Many of you were awaiting it (I can see it from the visits and research keywords pointing to this blog), here it comes for your greatest nanoplasmonic pleasure : the Summer School on Plasmonics 2nd edition 2011 in the beautiful Porquerolles island. Book the dates : October 3 to October 7, 2011.
See the official website. Registration deadline: please apply by May 30th.
This time, I will give a tutorial talk, so I'm not part of the organization committee (which means I am not the person to contact for help in the registration, abstract submission, venue, etc...)
Also, for lecturers of the first edition, I know many of you really enjoyed the summer school and wanted to come back for the second edition. However, the organization committee decided to change all the lecturers for each edition, and not to take the same person twice. This is a tough but fair rule (Gordon Research Conferences apply the same).
The Fresnel Institute is hiring a top qualified researcher to fill an assistant professor (Maitre de Conference in French) position. The research topic will primarily deal with theoretical simulations of nanophotonics. Read the full details here, and the official announcement here. Deadline for applications March 25th.
Molecular Nano-Headlight: turning a single molecule into a bright source of light
Looking for single molecules under the microscope. Many physical and chemical methods aim at analyzing single molecule behaviors. However, single molecule detection is a challenging task, due to the very weak amount of light that is radiated by a single molecule.
Nano-Antennas to control the emission of light. To increase and control the light emitted by a single molecule, scientists from the Fresnel Institute and the Institute of Supramolecular Science and Engineering ISIS use metal antennas of nanometer dimensions. These antennas are designed to work for light as conventional antennas work for radio waves. Both the emission intensity and direction can be controled down at the single molecule level, which realizes a major breakthrough.
The researchers use a special kind of nanoantenna made of an aperture surrounded by circular corrugations milled in a gold film. This antenna transforms a standard molecule into a bright unidirectional fluorescence source: the fluorescence intensity is enhanced up to 120 fold, and almost all the light is emitted into a narrow cone in the vertical direction.
The bright emission and narrow directionality enable the detection of single molecules with a simple microscope, and improve the effectiveness of fluorescence-based applications. This demonstration is of high relevance for the development of biochemical sensing methods, light emitting devices, and quantum information processing.
Here is a quick list of conferences where my group's work will be presented. It also provides a short selection of European conferences on nano-bio-photonics, check the weblinks:
- March 14th: invited seminar at FOM-AMOLF, Amsterdam
- March 17th: "Antennas and near-field electromagnetics" workshop of the GdR Ondes, Paris
- May 16th-20th: invited course at the "Nano-objects and interfaces" NOIS 2011 topical CNRS school, Anglet
- May 19th-21st: "Molecular Plasmonics" conference, Jena
- May 23rd-26th: CLEO-EQEC Europe conference, Munich
- July 04th-07th: invited talk at "Coloq'12 Lasers and quantum optics colloqium", Marseille
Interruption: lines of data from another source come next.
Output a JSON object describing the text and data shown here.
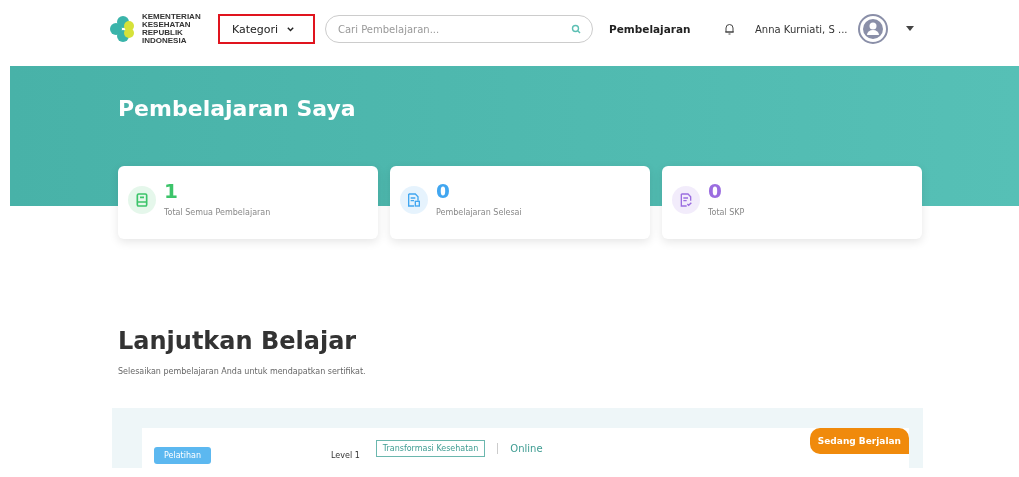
{
  "header": {
    "logo_lines": [
      "KEMENTERIAN",
      "KESEHATAN",
      "REPUBLIK",
      "INDONESIA"
    ],
    "category_button": "Kategori",
    "search": {
      "placeholder": "Cari Pembelajaran..."
    },
    "nav_link": "Pembelajaran",
    "user_name": "Anna Kurniati, S ..."
  },
  "banner": {
    "title": "Pembelajaran Saya"
  },
  "stats": [
    {
      "kind": "book",
      "value": "1",
      "label": "Total Semua Pembelajaran",
      "color": "#3cc46a"
    },
    {
      "kind": "document",
      "value": "0",
      "label": "Pembelajaran Selesai",
      "color": "#41a6f0"
    },
    {
      "kind": "certificate",
      "value": "0",
      "label": "Total SKP",
      "color": "#9b6de0"
    }
  ],
  "continue": {
    "title": "Lanjutkan Belajar",
    "subtitle": "Selesaikan pembelajaran Anda untuk mendapatkan sertifikat."
  },
  "course": {
    "type_badge": "Pelatihan",
    "level": "Level 1",
    "topic": "Transformasi Kesehatan",
    "mode": "Online",
    "status": "Sedang Berjalan"
  }
}
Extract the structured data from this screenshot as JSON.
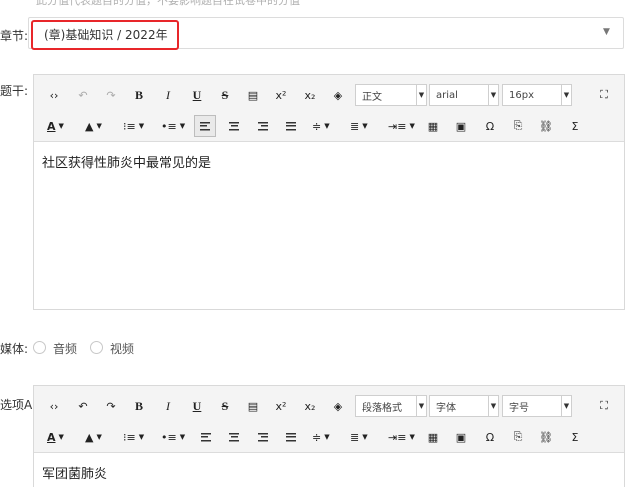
{
  "top_hint": "此分值代表题目的分值，不要影响题目在试卷中的分值",
  "chapter": {
    "label": "章节:",
    "value": "(章)基础知识 / 2022年",
    "arrow": "▼"
  },
  "stem": {
    "label": "题干:",
    "toolbar": {
      "paragraph": "正文",
      "font": "arial",
      "size": "16px"
    },
    "content": "社区获得性肺炎中最常见的是"
  },
  "media": {
    "label": "媒体:",
    "options": [
      "音频",
      "视频"
    ]
  },
  "option_a": {
    "label": "选项A:",
    "toolbar": {
      "paragraph": "段落格式",
      "font": "字体",
      "size": "字号"
    },
    "content": "军团菌肺炎"
  },
  "toolbar_icons": {
    "source": "‹›",
    "undo": "↶",
    "redo": "↷",
    "bold": "B",
    "italic": "I",
    "underline": "U",
    "strike": "S",
    "blockquote": "▤",
    "superscript": "x²",
    "subscript": "x₂",
    "eraser": "◈",
    "fullscreen": "⛶",
    "fontcolor": "A",
    "bgcolor": "▲",
    "orderedlist": "⁝≡",
    "unorderedlist": "•≡",
    "lineheight": "≑",
    "paragraphspacing": "≣",
    "indent": "⇥≡",
    "table": "▦",
    "image": "▣",
    "specialchars": "Ω",
    "paste": "⎘",
    "link": "⛓",
    "formula": "Σ"
  }
}
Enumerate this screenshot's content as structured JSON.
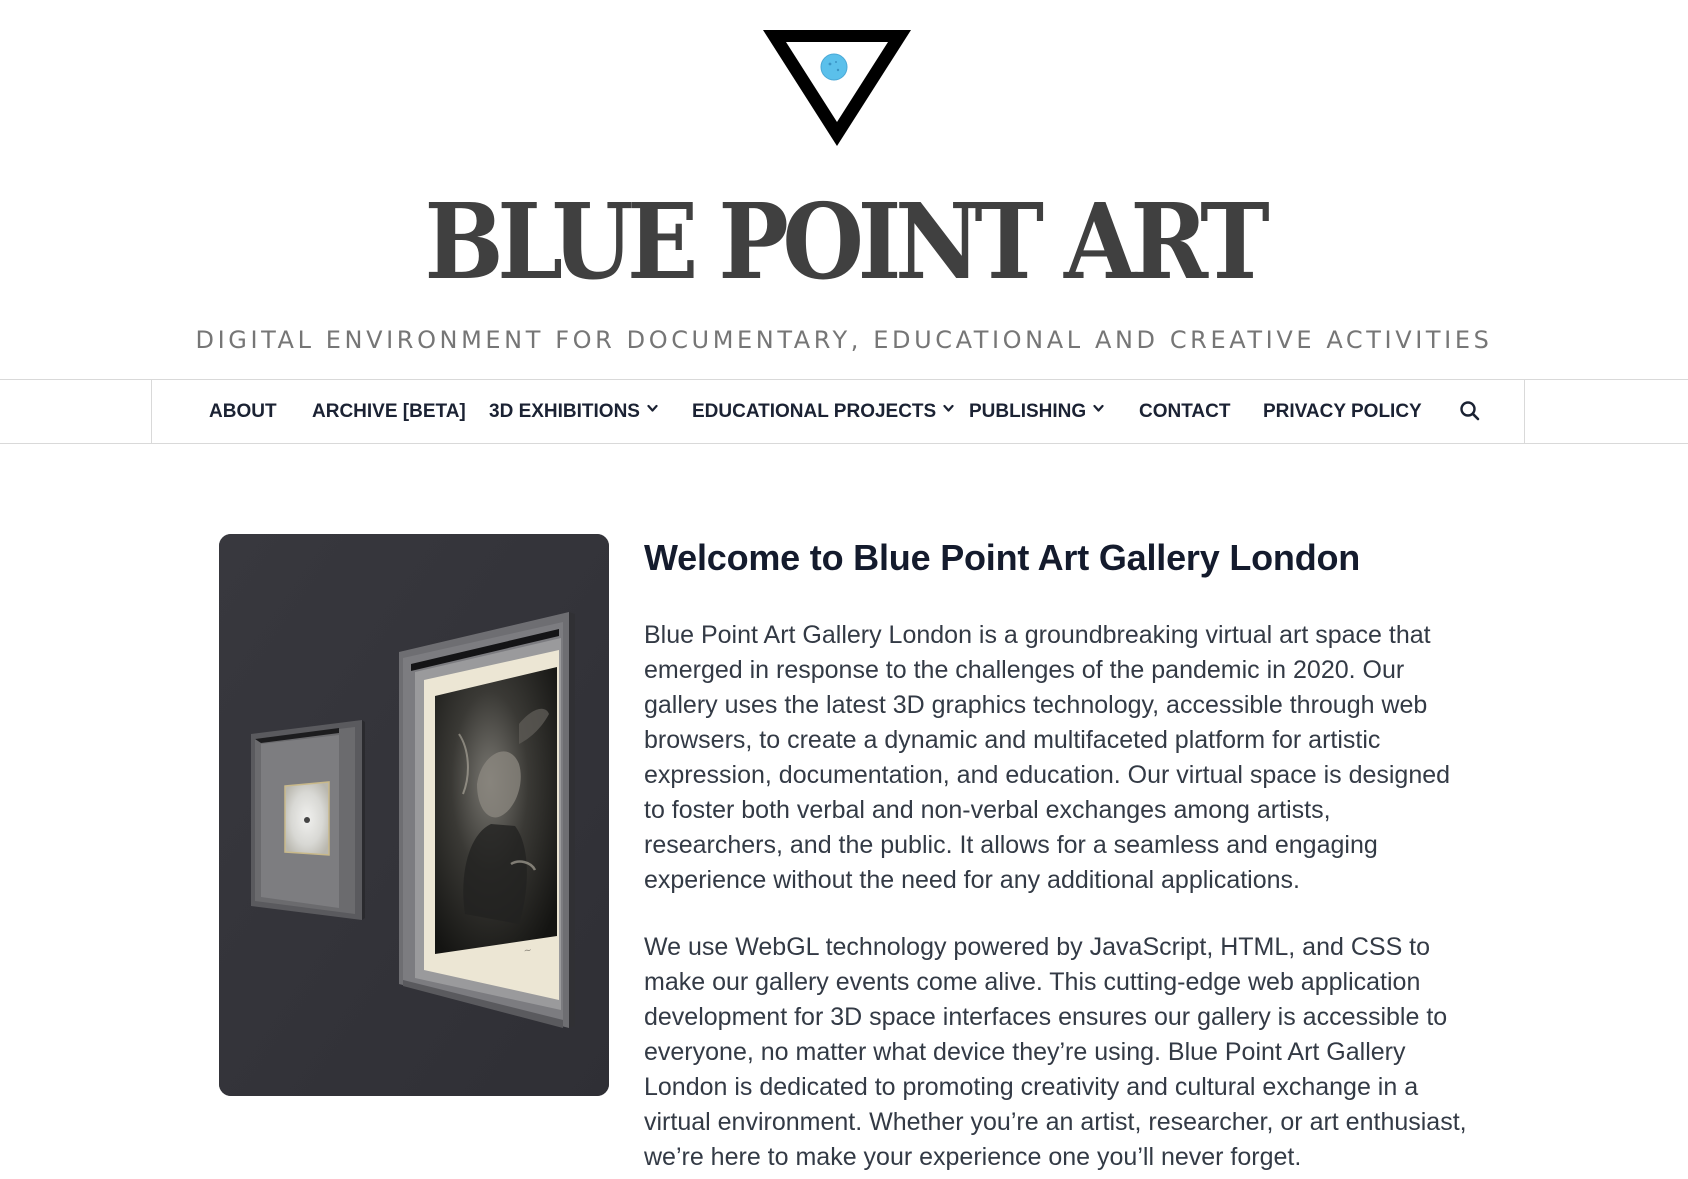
{
  "header": {
    "site_title": "BLUE POINT ART",
    "tagline": "DIGITAL ENVIRONMENT FOR DOCUMENTARY, EDUCATIONAL AND CREATIVE ACTIVITIES",
    "logo_icon": "inverted-triangle-blue-dot-logo",
    "logo_dot_color": "#5bc0eb"
  },
  "nav": {
    "items": [
      {
        "label": "ABOUT",
        "has_dropdown": false
      },
      {
        "label": "ARCHIVE [BETA]",
        "has_dropdown": false
      },
      {
        "label": "3D EXHIBITIONS",
        "has_dropdown": true
      },
      {
        "label": "EDUCATIONAL PROJECTS",
        "has_dropdown": true
      },
      {
        "label": "PUBLISHING",
        "has_dropdown": true
      },
      {
        "label": "CONTACT",
        "has_dropdown": false
      },
      {
        "label": "PRIVACY POLICY",
        "has_dropdown": false
      }
    ],
    "search_icon": "search-icon"
  },
  "main": {
    "hero_image_icon": "virtual-gallery-3d-frames-image",
    "title": "Welcome to Blue Point Art Gallery London",
    "paragraphs": [
      "Blue Point Art Gallery London is a groundbreaking virtual art space that emerged in response to the challenges of the pandemic in 2020. Our gallery uses the latest 3D graphics technology, accessible through web browsers, to create a dynamic and multifaceted platform for artistic expression, documentation, and education. Our virtual space is designed to foster both verbal and non-verbal exchanges among artists, researchers, and the public. It allows for a seamless and engaging experience without the need for any additional applications.",
      "We use WebGL technology powered by JavaScript, HTML, and CSS to make our gallery events come alive. This cutting-edge web application development for 3D space interfaces ensures our gallery is accessible to everyone, no matter what device they’re using. Blue Point Art Gallery London is dedicated to promoting creativity and cultural exchange in a virtual environment. Whether you’re an artist, researcher, or art enthusiast, we’re here to make your experience one you’ll never forget."
    ]
  },
  "colors": {
    "title_gray": "#404040",
    "tagline_gray": "#767676",
    "nav_text": "#1b2233",
    "body_text": "#333a45",
    "heading_text": "#141b2d",
    "hero_bg": "#34343a"
  }
}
- September 07th-09th: "Single molecule spectroscopy workshop", Berlin
- October 03rd-07th: invited talk at "Summer School on Plasmonics II SSOP2", Porquerolles
Our study on fluorescence enhancement and beaming in nanoapertures with circular corrugations has just been released on the Nano Letters website. See the abstract here. A free reprint (for personal use only) can be downloaded here.
Rationale: A wide range of applications in physical and chemical sciences is presently limited by the weak optical signal emitted by a single fluorescent molecule. To overcome this challenge, plasmonic antennas are receiving a growing interest to control both the fluorescence rate and angular emission distribution from single quantum emitters. However, there is currently no experimental demonstration reporting a clear improvement in both the emission intensity and directionality using the same nanoantenna. We solve this issue here.
Results: we report the demonstration of bright unidirectional photon sources from single molecules. The emission rate per molecule is enhanced up to 120 fold, and simultaneously the fluorescence emission is directed into a narrow angular cone of 15°. This work has four major aspects of general interest:
1) Each of our results on enhancing the fluorescence signal and narrowing the angular distribution is going well beyond the current state-of-the-art, and moreover, we achieve both features simultaneously on the same structure, which is unique to our knowledge.
2) Nanoapertures surrounded by periodic corrugations have generated a considerable interest in the photonics community. This is the first study where corrugated apertures are used to enhance the detection of single molecules.
3) We thoroughly quantify the increased light-matter coupling and the radiation pattern at the single emitter level.
4) The bright emission and narrow directionality release the need for high-end microscope objectives. Efficient detection of single molecules is achieved with a simple low numerical aperture objective.